Haven’t you heard? There is a third option when it comes to stretch marks. You can reduce stretch marks’ appearance, remove them through surgery, or take the advice of dermatologist Fayne L. Frey, MD: “Women should embrace their stretch marks. In a culture that has emphasized physical beauty, it is time women embrace themselves for who they are, not what they look like!” Amen, sister! Frey says, “Almost 95 percent of women ages 18 to 98 feel inadequate with themselves when they walk past a mirror.” I can relate. I’m only a few months postpartum. I’ve lost most of the baby weight, but my favorite pre-pregnancy jeans still don’t fit. Even though I have a great support system at home, I feel like I’m sometimes looking at a stranger. I don’t like the body I see in the mirror most of the time. I’m not alone. But ladies, we’re being too hard on ourselves. Greenberg often reminds his patients to “remember that their [stretch marks’] presence is often a reminder of a big life accomplishment; most commonly the birth of a baby or significant weight loss.” If you’re struggling to embrace your stretch marks, there are few things that can help you learn to love your new body:

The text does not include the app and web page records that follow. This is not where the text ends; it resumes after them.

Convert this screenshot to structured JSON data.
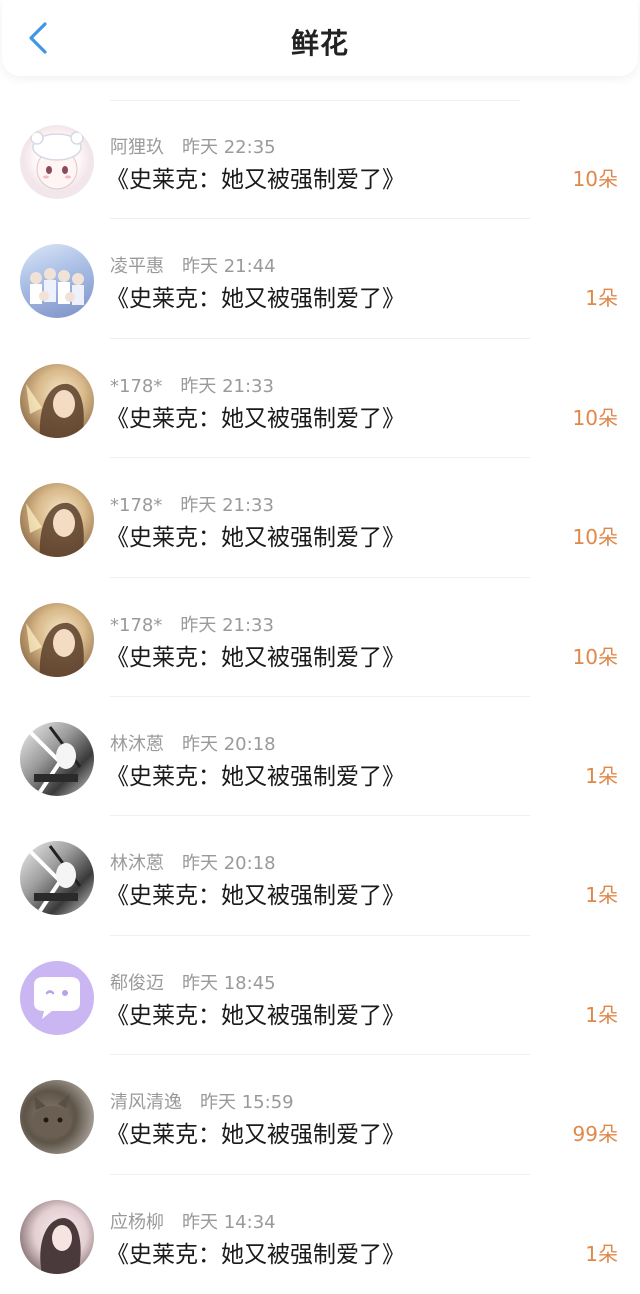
{
  "header": {
    "title": "鲜花",
    "back_icon": "chevron-left-icon",
    "accent_color": "#3d97e8"
  },
  "colors": {
    "flower_count": "#e0874a",
    "meta_text": "#9a9a9a"
  },
  "items": [
    {
      "name": "阿狸玖",
      "time": "昨天 22:35",
      "book": "《史莱克：她又被强制爱了》",
      "flowers": "10朵",
      "avatar": "avatar-anime-girl-bear-hat"
    },
    {
      "name": "凌平惠",
      "time": "昨天 21:44",
      "book": "《史莱克：她又被强制爱了》",
      "flowers": "1朵",
      "avatar": "avatar-group-photo"
    },
    {
      "name": "*178*",
      "time": "昨天 21:33",
      "book": "《史莱克：她又被强制爱了》",
      "flowers": "10朵",
      "avatar": "avatar-illustrated-girl"
    },
    {
      "name": "*178*",
      "time": "昨天 21:33",
      "book": "《史莱克：她又被强制爱了》",
      "flowers": "10朵",
      "avatar": "avatar-illustrated-girl"
    },
    {
      "name": "*178*",
      "time": "昨天 21:33",
      "book": "《史莱克：她又被强制爱了》",
      "flowers": "10朵",
      "avatar": "avatar-illustrated-girl"
    },
    {
      "name": "林沐蒽",
      "time": "昨天 20:18",
      "book": "《史莱克：她又被强制爱了》",
      "flowers": "1朵",
      "avatar": "avatar-manga-bw"
    },
    {
      "name": "林沐蒽",
      "time": "昨天 20:18",
      "book": "《史莱克：她又被强制爱了》",
      "flowers": "1朵",
      "avatar": "avatar-manga-bw"
    },
    {
      "name": "郗俊迈",
      "time": "昨天 18:45",
      "book": "《史莱克：她又被强制爱了》",
      "flowers": "1朵",
      "avatar": "avatar-default-chat-bubble"
    },
    {
      "name": "清风清逸",
      "time": "昨天 15:59",
      "book": "《史莱克：她又被强制爱了》",
      "flowers": "99朵",
      "avatar": "avatar-cat-photo"
    },
    {
      "name": "应杨柳",
      "time": "昨天 14:34",
      "book": "《史莱克：她又被强制爱了》",
      "flowers": "1朵",
      "avatar": "avatar-woman-photo"
    }
  ]
}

Appreciate your new assets.
Yes, I’m talking about your new boobs. You may have a few stretch marks, but you’ve got Dolly Parton-size breasts now. And aside from your labor and delivery bill, they were totally free!
Schedule some alone time.
A lot of new moms think they’ll be seen as bad parents if they leave their kid for even a second. But I have news for you: Alone time is necessary for your sanity and self-image. Do something just for you. Schedule a massage. Go for a 20-minute walk. Sit in your car and watch Netflix on your phone. Whatever you do, make sure it’s something that you do for you. You’ll be more relaxed and more apt to like what you see in the mirror.
Remember that you don’t have to like your body all the time.
Being body positive does not mean you have to love your body all the time. Instead, try practicing a bit of body neutrality. Sometimes striving for body positivity can be just as harmful as a negative self-image because you’re still putting a lot of pressure on yourself to live up to a certain ideal. Body neutrality simply means saying, “This is my body and I’m fine with it most days.” The bottom line on stretch marks? Do whatever makes you feel good. Buy the cream. Schedule a chemical peel. Get cosmetic surgery. Or, do nothing. How you think about and respond to your stretch marks totally your choice.